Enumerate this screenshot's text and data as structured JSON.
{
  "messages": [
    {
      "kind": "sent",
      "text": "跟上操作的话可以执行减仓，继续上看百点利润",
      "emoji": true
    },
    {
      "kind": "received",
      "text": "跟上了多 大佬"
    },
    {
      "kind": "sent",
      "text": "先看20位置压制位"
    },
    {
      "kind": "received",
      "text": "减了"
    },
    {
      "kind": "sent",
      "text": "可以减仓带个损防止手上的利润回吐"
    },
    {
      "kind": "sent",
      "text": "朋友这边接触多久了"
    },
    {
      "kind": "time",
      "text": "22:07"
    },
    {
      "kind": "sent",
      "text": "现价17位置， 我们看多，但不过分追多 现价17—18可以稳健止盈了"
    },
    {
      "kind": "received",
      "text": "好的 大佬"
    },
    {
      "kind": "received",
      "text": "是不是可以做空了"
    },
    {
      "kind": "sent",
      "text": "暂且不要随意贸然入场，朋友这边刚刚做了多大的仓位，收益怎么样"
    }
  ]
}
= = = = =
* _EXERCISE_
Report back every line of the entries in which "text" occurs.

* _RESPONSE BELOW_
Enumerate this screenshot's text and data as structured JSON.
      "text": "跟上操作的话可以执行减仓，继续上看百点利润",
      "text": "跟上了多 大佬"
      "text": "先看20位置压制位"
      "text": "减了"
      "text": "可以减仓带个损防止手上的利润回吐"
      "text": "朋友这边接触多久了"
      "text": "22:07"
      "text": "现价17位置， 我们看多，但不过分追多 现价17—18可以稳健止盈了"
      "text": "好的 大佬"
      "text": "是不是可以做空了"
      "text": "暂且不要随意贸然入场，朋友这边刚刚做了多大的仓位，收益怎么样"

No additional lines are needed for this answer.